Finally, we get to the ceremony, which is short. Rashmi wears jeans around our dorm, and was wearing them when I talked to her that morning, so I'm stunned by her outfit; she emerges in an extremely fine dress, jewelry actually straining her neck forward, her face obscured by a beaded veil. Her soft-spoken husband, Asim, is waiting outside, wearing a traditional outfit, turban, and necklace of rupees, which brings good fortune. Traditionally, the bride goes to the groom's house for two days and then returns home. Because Asim lives in Moradabad, over 250km away, this part of the ceremony is simulated; the couple walk slowly to the home next door, followed by a crowd, spend ten minutes there and then return.

Back in the home, the couple are now married, and everyone gathers around to give the couple their blessing. I'm outside talking when I see Rashmi's brother walking quickly away from the house, with Rashmi over his shoulder. Did she get cold feet? but it turns out he's only carrying her to the "Just married" vehicle. It turns out that once married, the bride's feet cannot touch the earth until they reach their new home. That's reassuring, because I was worried I would have had an awkward afternoon.

I spend the afternoon with local boys, walking around Mukteshwar, and going to the nearby cliffs as the sun sets. We discuss the usual subjects: the Backstreet Boys, whether Hollywood or Bollywood actresses are prettier, and the WWE. Twice Asim starts singing "Tearing Up My Heart."

After the sun sets, it gets really cold; we spend most of the night back at the Khan home, warming our hands around a small fire. I explain that I'm going to travel for a few days after the wedding. They are concerned that I will get lost, or taken advantage of, and worry that I don't have enough money. I tell them that I'm an experienced traveler, and then I try to explain real wages, and how prices and wages are higher in the US, and that you can earn $16,000 a year (about 800,000 rupees), and be poor in the US but have relatively lots of money here. I'm not sure that my point's hitting home.
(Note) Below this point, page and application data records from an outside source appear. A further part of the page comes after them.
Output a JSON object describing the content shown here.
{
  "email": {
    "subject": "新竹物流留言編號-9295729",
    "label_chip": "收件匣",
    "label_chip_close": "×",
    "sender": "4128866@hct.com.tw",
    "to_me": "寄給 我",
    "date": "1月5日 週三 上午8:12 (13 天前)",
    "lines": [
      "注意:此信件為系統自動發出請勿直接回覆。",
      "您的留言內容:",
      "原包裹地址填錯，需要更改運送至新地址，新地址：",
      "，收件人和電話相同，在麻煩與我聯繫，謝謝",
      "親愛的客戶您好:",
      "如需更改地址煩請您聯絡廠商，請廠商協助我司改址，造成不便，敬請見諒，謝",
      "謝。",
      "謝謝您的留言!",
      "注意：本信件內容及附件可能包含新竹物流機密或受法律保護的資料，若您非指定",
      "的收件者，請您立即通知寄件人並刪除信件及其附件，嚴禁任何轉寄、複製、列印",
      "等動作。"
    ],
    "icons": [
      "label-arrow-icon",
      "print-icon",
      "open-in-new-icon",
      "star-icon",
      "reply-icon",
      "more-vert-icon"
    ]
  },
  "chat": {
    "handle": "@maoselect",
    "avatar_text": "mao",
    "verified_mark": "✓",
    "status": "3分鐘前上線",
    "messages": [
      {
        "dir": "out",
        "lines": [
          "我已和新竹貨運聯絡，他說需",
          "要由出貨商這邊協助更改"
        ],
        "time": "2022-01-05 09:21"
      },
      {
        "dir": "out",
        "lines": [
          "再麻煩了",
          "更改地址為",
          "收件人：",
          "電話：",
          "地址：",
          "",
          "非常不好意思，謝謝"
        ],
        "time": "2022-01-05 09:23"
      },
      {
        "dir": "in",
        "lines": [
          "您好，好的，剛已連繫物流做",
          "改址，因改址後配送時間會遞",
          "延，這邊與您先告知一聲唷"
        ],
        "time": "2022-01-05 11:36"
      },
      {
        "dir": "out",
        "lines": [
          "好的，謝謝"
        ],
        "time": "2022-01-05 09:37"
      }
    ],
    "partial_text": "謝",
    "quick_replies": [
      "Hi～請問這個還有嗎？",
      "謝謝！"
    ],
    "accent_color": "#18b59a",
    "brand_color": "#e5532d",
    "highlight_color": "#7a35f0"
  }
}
There are more stars in the sky than I have ever seen in my life. Sameer, Rashmi's brother, asks if I want to go on a walk. He starts walking into the darkness with no flashlight; I simultaneously realize that, evolutionarily, it makes more sense that people can see in the dark, and there's a reason why every phone in India has a built in LED flashlight. Sameer tells me he's seen four tigers in Mukteshwar, one about thirty yards from his house. The tiger snatched a dog in its jaws and bounded off. We look out across the valley, which is dark but for a hundred flickering lights. Sameer says that three years ago, there were maybe one or two lights in the whole valley, and now everyone has one.

There isn't a good reason to stay up late, so we hit the sack by 10pm, and get up early the next morning. Within ten minutes of waking up someone's turned the TV on. Maybe our cultures are similar, after all.

By 9am I've had four cups of chai, but they don't do much against the cold. I think of Rashmi, happy, in Moradabad with her new husband, and feel warm inside. I'm ready to head out to my next destination, a lake village called Nainital. The Khans have been the nicest people on the planet and I thank them profusely for their hospitality, the graciousness they've shown by welcoming me into their home, and letting me be a part of an important family ceremony. Halfway around the world, in a culture wildly different from the one I grew up in, we're celebrating the same thing: a man and woman in love, determined to spend the rest of their lives together.